Otherwise, I may just make this a Windows machine for now and see if the situation with drivers and kernels improve in the future for more recent hardware.

I've been trying for hours now. Mostly just trying to get the wired connection working first. I've managed to get the kernel using the r8168 driver and blacklisted the r8169 driver which seemed to have helped most people, along with disabling secure boot. Though none of this was helped getting the wired connection working so far. I wonder why I'm able to get a network connection in recovery mode though?


The issue with Ubuntu is most likely the older kernel and firmware it uses by default on 18.04. Kernel 5.0 was release in March 2019 whereas your WiFi card in April 2019.

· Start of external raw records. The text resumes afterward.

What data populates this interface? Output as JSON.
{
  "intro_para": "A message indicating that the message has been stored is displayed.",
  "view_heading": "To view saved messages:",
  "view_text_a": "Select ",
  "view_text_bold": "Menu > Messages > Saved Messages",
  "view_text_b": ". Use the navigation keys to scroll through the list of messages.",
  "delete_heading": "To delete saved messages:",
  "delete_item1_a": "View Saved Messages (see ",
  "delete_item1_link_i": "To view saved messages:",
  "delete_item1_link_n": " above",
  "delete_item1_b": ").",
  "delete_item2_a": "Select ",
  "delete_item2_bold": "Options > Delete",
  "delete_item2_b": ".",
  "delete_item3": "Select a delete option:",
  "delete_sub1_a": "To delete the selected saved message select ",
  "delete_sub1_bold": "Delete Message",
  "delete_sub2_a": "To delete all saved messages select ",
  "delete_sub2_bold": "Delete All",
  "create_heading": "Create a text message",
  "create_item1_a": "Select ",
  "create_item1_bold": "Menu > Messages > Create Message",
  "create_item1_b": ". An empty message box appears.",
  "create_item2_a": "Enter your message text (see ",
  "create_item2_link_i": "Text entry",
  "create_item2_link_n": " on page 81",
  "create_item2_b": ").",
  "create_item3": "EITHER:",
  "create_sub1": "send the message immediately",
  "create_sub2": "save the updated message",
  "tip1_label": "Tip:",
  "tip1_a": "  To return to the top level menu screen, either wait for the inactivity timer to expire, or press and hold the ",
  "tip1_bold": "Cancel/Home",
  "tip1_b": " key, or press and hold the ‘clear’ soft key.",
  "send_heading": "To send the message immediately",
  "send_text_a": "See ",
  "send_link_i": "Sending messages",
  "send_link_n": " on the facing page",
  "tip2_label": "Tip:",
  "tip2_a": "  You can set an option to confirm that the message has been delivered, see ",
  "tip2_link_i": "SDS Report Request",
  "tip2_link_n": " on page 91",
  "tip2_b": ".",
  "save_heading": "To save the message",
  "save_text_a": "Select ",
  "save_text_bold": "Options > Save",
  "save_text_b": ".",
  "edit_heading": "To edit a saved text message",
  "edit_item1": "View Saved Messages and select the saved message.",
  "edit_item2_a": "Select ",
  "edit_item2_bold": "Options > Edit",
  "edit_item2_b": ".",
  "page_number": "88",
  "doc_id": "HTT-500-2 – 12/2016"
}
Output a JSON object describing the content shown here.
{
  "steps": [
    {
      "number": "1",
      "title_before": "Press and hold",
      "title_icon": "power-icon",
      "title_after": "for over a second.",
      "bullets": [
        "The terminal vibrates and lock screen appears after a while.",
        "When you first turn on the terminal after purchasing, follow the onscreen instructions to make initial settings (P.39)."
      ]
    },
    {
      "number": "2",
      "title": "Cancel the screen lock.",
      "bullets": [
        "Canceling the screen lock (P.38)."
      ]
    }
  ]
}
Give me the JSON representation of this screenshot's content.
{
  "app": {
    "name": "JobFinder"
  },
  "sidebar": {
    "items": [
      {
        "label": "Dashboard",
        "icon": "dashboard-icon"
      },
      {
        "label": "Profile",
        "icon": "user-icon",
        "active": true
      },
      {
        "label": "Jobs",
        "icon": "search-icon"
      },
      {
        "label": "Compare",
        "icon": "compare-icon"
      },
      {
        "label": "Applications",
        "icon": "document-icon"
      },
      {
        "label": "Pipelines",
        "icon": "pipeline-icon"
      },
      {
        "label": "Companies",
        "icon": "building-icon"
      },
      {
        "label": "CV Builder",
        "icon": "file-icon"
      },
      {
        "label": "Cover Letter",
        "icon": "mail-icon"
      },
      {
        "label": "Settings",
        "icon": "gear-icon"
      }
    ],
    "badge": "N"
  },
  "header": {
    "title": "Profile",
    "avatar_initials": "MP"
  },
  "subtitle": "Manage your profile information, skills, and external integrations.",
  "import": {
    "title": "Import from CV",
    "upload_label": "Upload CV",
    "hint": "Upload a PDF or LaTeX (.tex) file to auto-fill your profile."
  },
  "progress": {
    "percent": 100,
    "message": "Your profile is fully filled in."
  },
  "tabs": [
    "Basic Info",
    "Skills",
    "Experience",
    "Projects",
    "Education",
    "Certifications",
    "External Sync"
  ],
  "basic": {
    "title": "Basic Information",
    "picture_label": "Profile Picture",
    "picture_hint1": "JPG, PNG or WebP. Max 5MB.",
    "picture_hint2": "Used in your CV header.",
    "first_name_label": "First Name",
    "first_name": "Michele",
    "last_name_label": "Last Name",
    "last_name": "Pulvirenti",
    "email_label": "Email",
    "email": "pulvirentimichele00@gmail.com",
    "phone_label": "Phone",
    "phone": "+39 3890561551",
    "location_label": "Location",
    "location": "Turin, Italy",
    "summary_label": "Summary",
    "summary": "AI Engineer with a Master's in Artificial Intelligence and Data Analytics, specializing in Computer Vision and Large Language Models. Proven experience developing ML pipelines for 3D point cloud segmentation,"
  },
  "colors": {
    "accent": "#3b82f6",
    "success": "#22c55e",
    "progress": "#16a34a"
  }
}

Killer provide some instructions on their site for getting it working:

I started off myself on debian back in 2005 as that's what I used on my servers. Hardware compatibility and software versions were always a pain in the backside in these LTS distros requiring backports or compiling stuff. After struggling for 5 years, I decided to move to a rolling distro and have had a lot less hardware issues (although occasionally other things break!). I do recommend a rolling distro, it can be a dramatic change from the norm however and tends to be more hands-on in terms of updates.

You could try backporting the latest kernel and firmware versions and see if that helps with the compatibility of the card, however it’s a good idea to wait for your distribution to rebase, update and integrate any later kernel releases which will include any distro-specific patches.

You may fare better on Ubuntu 19.10 as it does include kernel 5.3, but bear in mind the short support cycle thus requring a dist-upgrade later on down the line (more opportunities for things to break!).

As I said though, I would lean towards a rolling distro, depending on your level of experience. Manjaro or Arch linux are well supported distros with arch supposedly being difficult, though as long as you can follow the documentation it's not that bad. Manjaro is based on Arch but has a much easier installer, or so I've read. openSUSE Tumbleweed is another good option. All of these use different package managers than what you're used to on Ubuntu/mint. Deepin is a debian based one, but I've read some pretty bad things about it. Debian sid (unstable) is another option, but things will most likely break there.

Hope this points you in the right direction.